[30] L. Long and G. Fang, “A review of biologically plausible neuron models for spiking neural networks,” AIAA Infotech @ Aerospace 2010, p. 3540.
[31] E. Hunsberger and C. Eliasmith, “Spiking deep networks with LIF neurons,” arXiv preprint arXiv:1510.08829, 2015.
[32] G. Beylkin, “On the representation of operators in bases of compactly supported wavelets,” SIAM Journal on Numerical Analysis, Vol. 6, No. 6, pp. 1716-1740, December 1992.
[33] I. Daubechies, Ten lectures on wavelets. Society for industrial and applied mathematics, 1992.
[34] S. G. Mallat, “Multifrequency channel decompositions of images and wavelet models,” IEEE Transactions on Acoustics, Speech, and Signal Processing, Vol. 37, No. 12, pp. 2091-2110, 1989.
[35] S. Mallat and S. Zhong, “Characterization of signals from multiscale edges,” IEEE Transactions on pattern analysis and machine intelligence, Vol. 14, No. 7, pp. 710-732, July 1992.
[36] M. Sifuzzaman, M. R. Islam, and M. Z. Ali, “Application of wavelet transform and its advantages compared to Fourier transform,” Journal of Physical Sciences, Vol. 13, No. 1, pp. 121-134, 2009.
[37] M. Antonini, M. Barlaud, P. Mathieu, and I. Daubechies, “Image coding using wavelet transform,” IEEE Transactions on image processing, Vol. 1, No. 2, pp. 205-220, April 1992.
[38] R. Van Rullen and S. J. Thorpe, “Rate Coding Versus Temporal Order Coding: What the Retinal Ganglion Cells Tell the Visual Cortex,” Neural Computation, Vol. 13, No. 6, pp. 1255–1283, 2001.
[39] N. Abderrahmane, E. Lemaire, and B. Miramond, “Design Space Exploration of Hardware Spiking Neurons for Embedded Artificial Intelligence,” Neural Networks, Vol. 121, pp. 366-386, January 2020.
[40] C. Pehle and J. E. Pedersen, “Norse: A library to do deep learning with spiking neural networks,” GitHub, 2019. Available:

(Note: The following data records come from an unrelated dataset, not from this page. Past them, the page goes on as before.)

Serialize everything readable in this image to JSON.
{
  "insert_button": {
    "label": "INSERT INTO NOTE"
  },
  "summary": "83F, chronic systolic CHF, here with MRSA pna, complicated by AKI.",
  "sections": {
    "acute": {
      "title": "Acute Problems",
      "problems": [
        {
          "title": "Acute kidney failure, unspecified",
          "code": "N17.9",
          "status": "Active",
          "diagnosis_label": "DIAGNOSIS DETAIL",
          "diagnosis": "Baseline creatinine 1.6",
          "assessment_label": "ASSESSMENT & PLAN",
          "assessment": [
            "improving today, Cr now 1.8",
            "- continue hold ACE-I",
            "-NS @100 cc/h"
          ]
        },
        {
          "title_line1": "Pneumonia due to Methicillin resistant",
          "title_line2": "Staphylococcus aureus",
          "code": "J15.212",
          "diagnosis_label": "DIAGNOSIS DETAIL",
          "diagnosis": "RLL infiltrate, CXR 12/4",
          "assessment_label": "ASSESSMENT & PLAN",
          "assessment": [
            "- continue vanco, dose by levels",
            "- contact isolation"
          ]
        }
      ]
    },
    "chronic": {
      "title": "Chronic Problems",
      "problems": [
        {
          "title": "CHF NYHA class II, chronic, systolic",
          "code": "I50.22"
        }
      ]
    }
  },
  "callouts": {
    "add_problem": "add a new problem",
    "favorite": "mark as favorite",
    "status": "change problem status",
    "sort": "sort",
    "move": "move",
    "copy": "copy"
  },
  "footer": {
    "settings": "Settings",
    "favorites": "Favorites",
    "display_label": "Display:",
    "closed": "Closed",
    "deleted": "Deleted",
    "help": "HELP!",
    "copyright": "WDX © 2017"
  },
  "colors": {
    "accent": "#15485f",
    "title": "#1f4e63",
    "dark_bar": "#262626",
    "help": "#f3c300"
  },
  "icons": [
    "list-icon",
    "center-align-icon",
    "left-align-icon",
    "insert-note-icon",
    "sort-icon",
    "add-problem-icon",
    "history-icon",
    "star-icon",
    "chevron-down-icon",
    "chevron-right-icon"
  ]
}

[41] Y. LeCun, L. Bottou, Y. Bengio, and P. Haffner, “Gradient-based learning applied to document recognition,” Proceedings of the IEEE, Vol. 86, No. 11, pp. 2278–2324, 1998.
[42] L. Deng, “The mnist database of handwritten digit images for machine learning research [best of the web],” IEEE signal processing magazine, Vol. 29, No. 6, pp. 141-142, November 2012.
[43] M. R. Shamsuddin, S. Abdul-Rahman, and A. Mohamed, “Exploratory analysis of MNIST handwritten digit for machine learning modelling,” in International Conference on Soft Computing in Data Science, Springer, Singapore, Aug 2018, pp. 134-145.
[44] C. Lee, P. Panda, G. Srinivasan, and K. Roy, “Training Deep Spiking Convolutional Neural Networks With STDP-based Unsupervised Pre-training Followed by Supervised Fine-Tuning,” Frontiers in Neuroscience, Vol. 12, pp. 1–13, August 2018.
[45] G. Srinivasan and K. Roy, “ReStoCNet: Residual Stochastic Binary Convolutional Spiking Neural Network for Memory-Efficient Neuromorphic Computing,” Frontiers in Neuroscience, Vol. 13, pp. 1–18, March 2019.
[46] S. R. Kheradpisheh and T. Masquelier, “Temporal backpropagation for spiking neural networks with one spike per neuron,” International Journal of Neural Systems, Vol. 30, No. 6, p. 2050027, 2020.